TASK INSTRUCTIONS » An exact copy of every record below is needed, with all pictures removed.

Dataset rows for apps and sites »
━━━━━━━━━━━━━━━━

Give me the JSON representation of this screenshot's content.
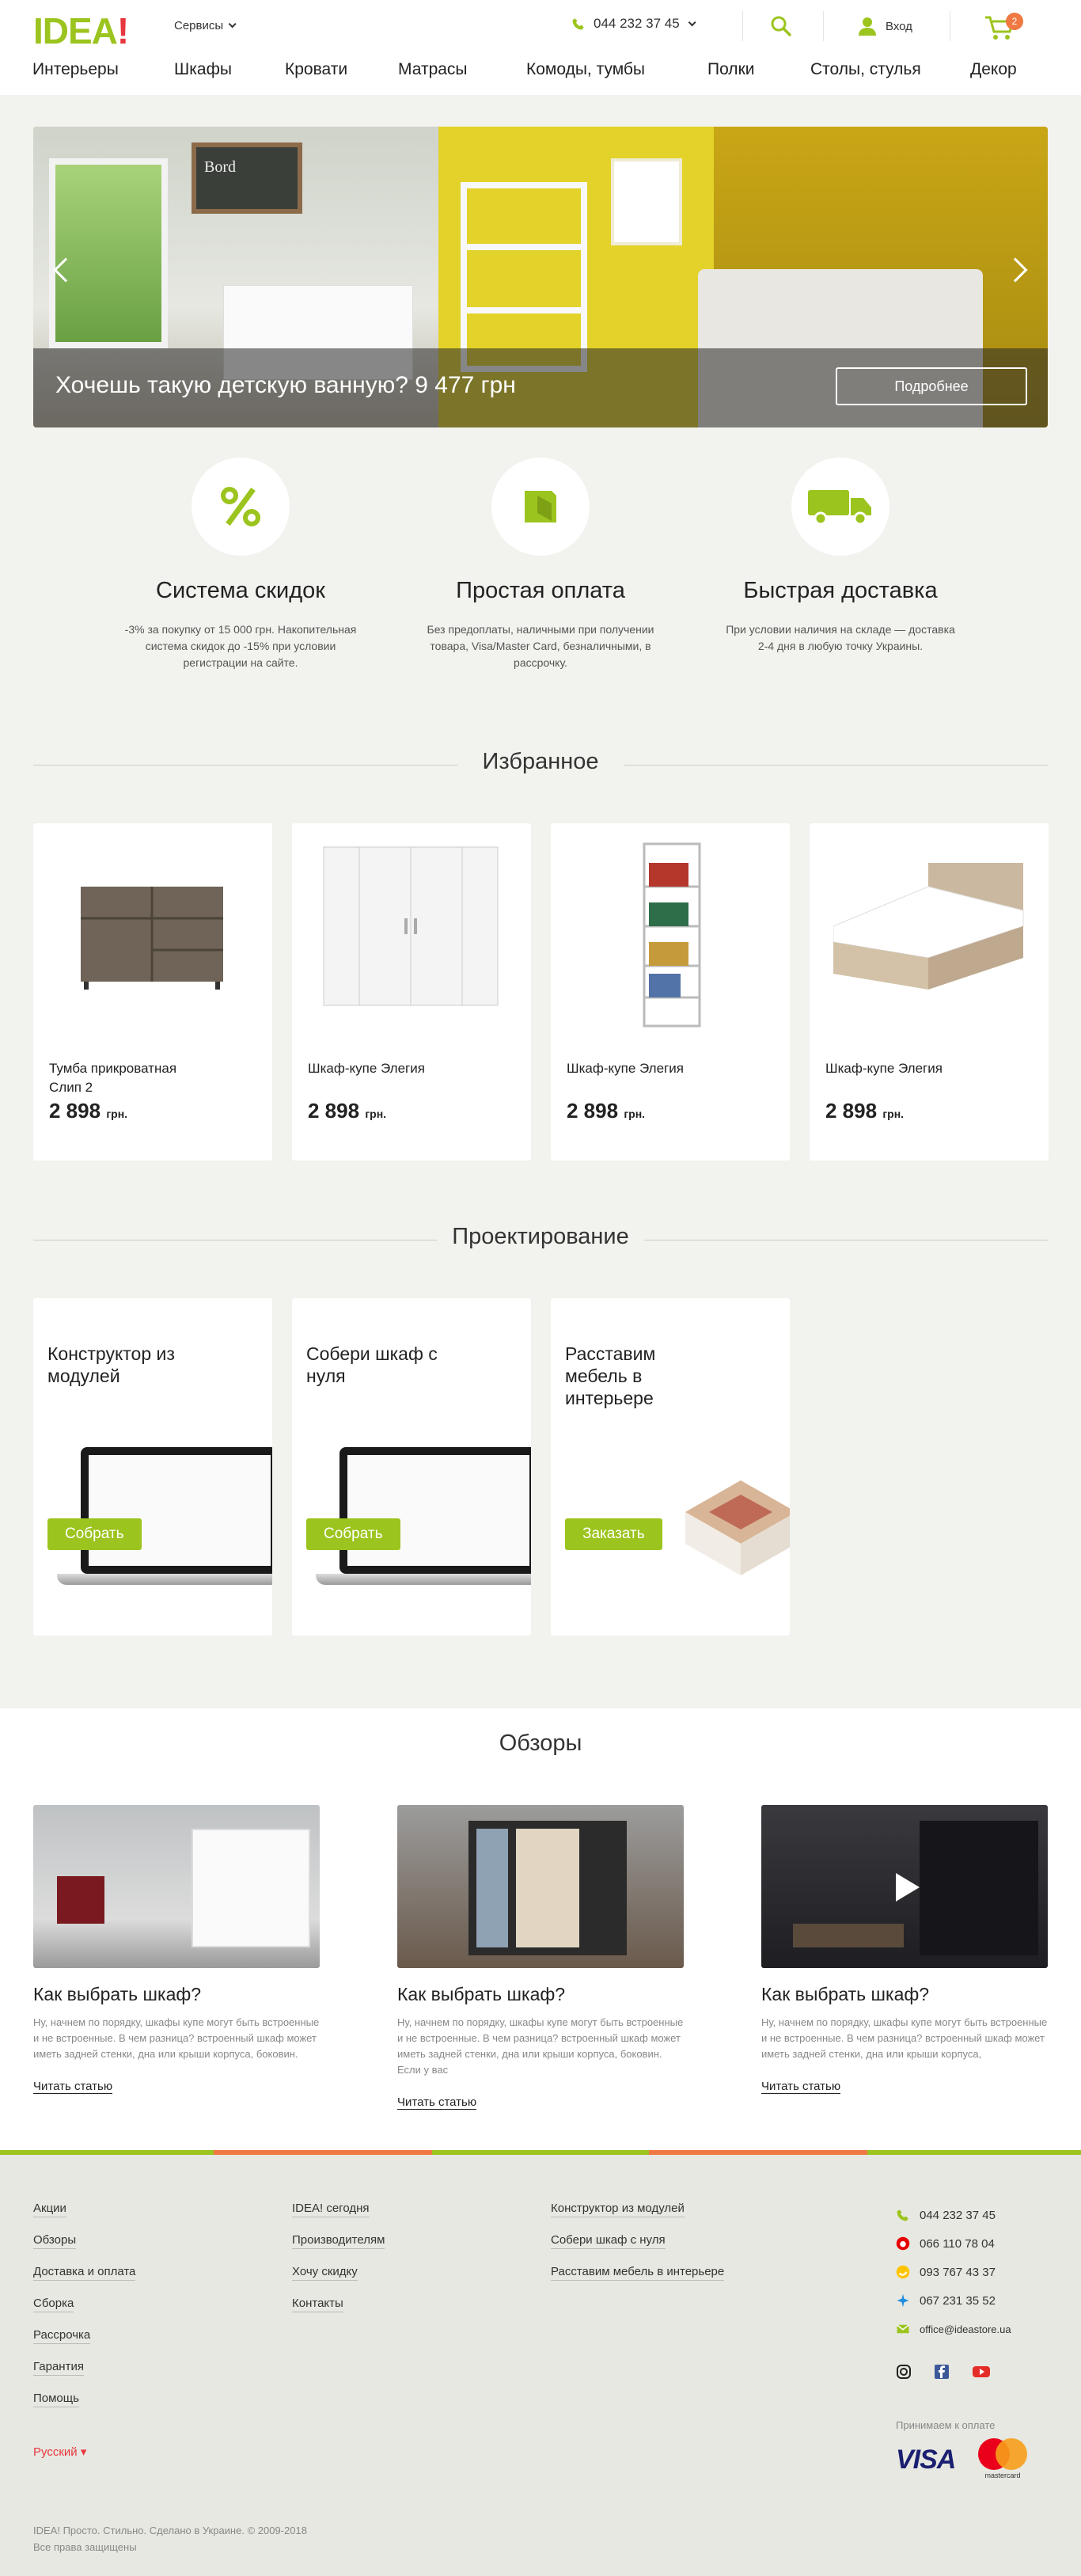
{
  "header": {
    "logo_main": "IDEA",
    "logo_bang": "!",
    "services_label": "Сервисы",
    "phone": "044 232 37 45",
    "login_label": "Вход",
    "cart_count": "2"
  },
  "nav": [
    "Интерьеры",
    "Шкафы",
    "Кровати",
    "Матрасы",
    "Комоды, тумбы",
    "Полки",
    "Столы, стулья",
    "Декор"
  ],
  "hero": {
    "caption": "Хочешь такую детскую ванную? 9 477 грн",
    "button_label": "Подробнее",
    "board_text": "Bord"
  },
  "features": [
    {
      "icon": "percent-icon",
      "title": "Система скидок",
      "text": "-3% за покупку от 15 000 грн. Накопительная система скидок до -15% при условии регистрации на сайте."
    },
    {
      "icon": "wallet-icon",
      "title": "Простая оплата",
      "text": "Без предоплаты, наличными при получении товара, Visa/Master Card, безналичными, в рассрочку."
    },
    {
      "icon": "truck-icon",
      "title": "Быстрая доставка",
      "text": "При условии наличия на складе — доставка 2-4 дня в любую точку Украины."
    }
  ],
  "favorites": {
    "title": "Избранное",
    "items": [
      {
        "name": "Тумба прикроватная Слип 2",
        "price": "2 898",
        "currency": "грн."
      },
      {
        "name": "Шкаф-купе Элегия",
        "price": "2 898",
        "currency": "грн."
      },
      {
        "name": "Шкаф-купе Элегия",
        "price": "2 898",
        "currency": "грн."
      },
      {
        "name": "Шкаф-купе Элегия",
        "price": "2 898",
        "currency": "грн."
      }
    ]
  },
  "design": {
    "title": "Проектирование",
    "items": [
      {
        "title": "Конструктор из модулей",
        "button": "Собрать"
      },
      {
        "title": "Собери шкаф с нуля",
        "button": "Собрать"
      },
      {
        "title": "Расставим мебель в интерьере",
        "button": "Заказать"
      }
    ]
  },
  "reviews": {
    "title": "Обзоры",
    "items": [
      {
        "title": "Как выбрать шкаф?",
        "text": "Ну, начнем по порядку, шкафы купе могут быть встроенные и не встроенные. В чем разница? встроенный шкаф может  иметь задней стенки, дна или крыши корпуса, боковин.",
        "link": "Читать статью"
      },
      {
        "title": "Как выбрать шкаф?",
        "text": "Ну, начнем по порядку, шкафы купе могут быть встроенные и не встроенные. В чем разница? встроенный шкаф может  иметь задней стенки, дна или крыши корпуса, боковин. Если у вас",
        "link": "Читать статью"
      },
      {
        "title": "Как выбрать шкаф?",
        "text": "Ну, начнем по порядку, шкафы купе могут быть встроенные и не встроенные. В чем разница? встроенный шкаф может  иметь задней стенки, дна или крыши корпуса,",
        "link": "Читать статью"
      }
    ]
  },
  "footer": {
    "col1": [
      "Акции",
      "Обзоры",
      "Доставка и оплата",
      "Сборка",
      "Рассрочка",
      "Гарантия",
      "Помощь"
    ],
    "col2": [
      "IDEA! сегодня",
      "Производителям",
      "Хочу скидку",
      "Контакты"
    ],
    "col3": [
      "Конструктор из модулей",
      "Собери шкаф с нуля",
      "Расставим мебель в интерьере"
    ],
    "contacts": [
      "044 232 37 45",
      "066 110 78 04",
      "093 767 43 37",
      "067 231 35 52",
      "office@ideastore.ua"
    ],
    "pay_label": "Принимаем к оплате",
    "visa": "VISA",
    "mastercard": "mastercard",
    "language": "Русский",
    "copyright_1": "IDEA! Просто. Стильно. Сделано в Украине. © 2009-2018",
    "copyright_2": "Все права защищены"
  },
  "colors": {
    "accent": "#9cc41e",
    "brand_red": "#e8363f",
    "badge": "#f07843"
  }
}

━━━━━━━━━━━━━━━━

WRITTEN SOLUTION »
Give me the JSON representation of this screenshot's content.
{
  "header": {
    "logo_main": "IDEA",
    "logo_bang": "!",
    "services_label": "Сервисы",
    "phone": "044 232 37 45",
    "login_label": "Вход",
    "cart_count": "2"
  },
  "nav": [
    "Интерьеры",
    "Шкафы",
    "Кровати",
    "Матрасы",
    "Комоды, тумбы",
    "Полки",
    "Столы, стулья",
    "Декор"
  ],
  "hero": {
    "caption": "Хочешь такую детскую ванную? 9 477 грн",
    "button_label": "Подробнее",
    "board_text": "Bord"
  },
  "features": [
    {
      "icon": "percent-icon",
      "title": "Система скидок",
      "text": "-3% за покупку от 15 000 грн. Накопительная система скидок до -15% при условии регистрации на сайте."
    },
    {
      "icon": "wallet-icon",
      "title": "Простая оплата",
      "text": "Без предоплаты, наличными при получении товара, Visa/Master Card, безналичными, в рассрочку."
    },
    {
      "icon": "truck-icon",
      "title": "Быстрая доставка",
      "text": "При условии наличия на складе — доставка 2-4 дня в любую точку Украины."
    }
  ],
  "favorites": {
    "title": "Избранное",
    "items": [
      {
        "name": "Тумба прикроватная Слип 2",
        "price": "2 898",
        "currency": "грн."
      },
      {
        "name": "Шкаф-купе Элегия",
        "price": "2 898",
        "currency": "грн."
      },
      {
        "name": "Шкаф-купе Элегия",
        "price": "2 898",
        "currency": "грн."
      },
      {
        "name": "Шкаф-купе Элегия",
        "price": "2 898",
        "currency": "грн."
      }
    ]
  },
  "design": {
    "title": "Проектирование",
    "items": [
      {
        "title": "Конструктор из модулей",
        "button": "Собрать"
      },
      {
        "title": "Собери шкаф с нуля",
        "button": "Собрать"
      },
      {
        "title": "Расставим мебель в интерьере",
        "button": "Заказать"
      }
    ]
  },
  "reviews": {
    "title": "Обзоры",
    "items": [
      {
        "title": "Как выбрать шкаф?",
        "text": "Ну, начнем по порядку, шкафы купе могут быть встроенные и не встроенные. В чем разница? встроенный шкаф может  иметь задней стенки, дна или крыши корпуса, боковин.",
        "link": "Читать статью"
      },
      {
        "title": "Как выбрать шкаф?",
        "text": "Ну, начнем по порядку, шкафы купе могут быть встроенные и не встроенные. В чем разница? встроенный шкаф может  иметь задней стенки, дна или крыши корпуса, боковин. Если у вас",
        "link": "Читать статью"
      },
      {
        "title": "Как выбрать шкаф?",
        "text": "Ну, начнем по порядку, шкафы купе могут быть встроенные и не встроенные. В чем разница? встроенный шкаф может  иметь задней стенки, дна или крыши корпуса,",
        "link": "Читать статью"
      }
    ]
  },
  "footer": {
    "col1": [
      "Акции",
      "Обзоры",
      "Доставка и оплата",
      "Сборка",
      "Рассрочка",
      "Гарантия",
      "Помощь"
    ],
    "col2": [
      "IDEA! сегодня",
      "Производителям",
      "Хочу скидку",
      "Контакты"
    ],
    "col3": [
      "Конструктор из модулей",
      "Собери шкаф с нуля",
      "Расставим мебель в интерьере"
    ],
    "contacts": [
      "044 232 37 45",
      "066 110 78 04",
      "093 767 43 37",
      "067 231 35 52",
      "office@ideastore.ua"
    ],
    "pay_label": "Принимаем к оплате",
    "visa": "VISA",
    "mastercard": "mastercard",
    "language": "Русский",
    "copyright_1": "IDEA! Просто. Стильно. Сделано в Украине. © 2009-2018",
    "copyright_2": "Все права защищены"
  },
  "colors": {
    "accent": "#9cc41e",
    "brand_red": "#e8363f",
    "badge": "#f07843"
  }
}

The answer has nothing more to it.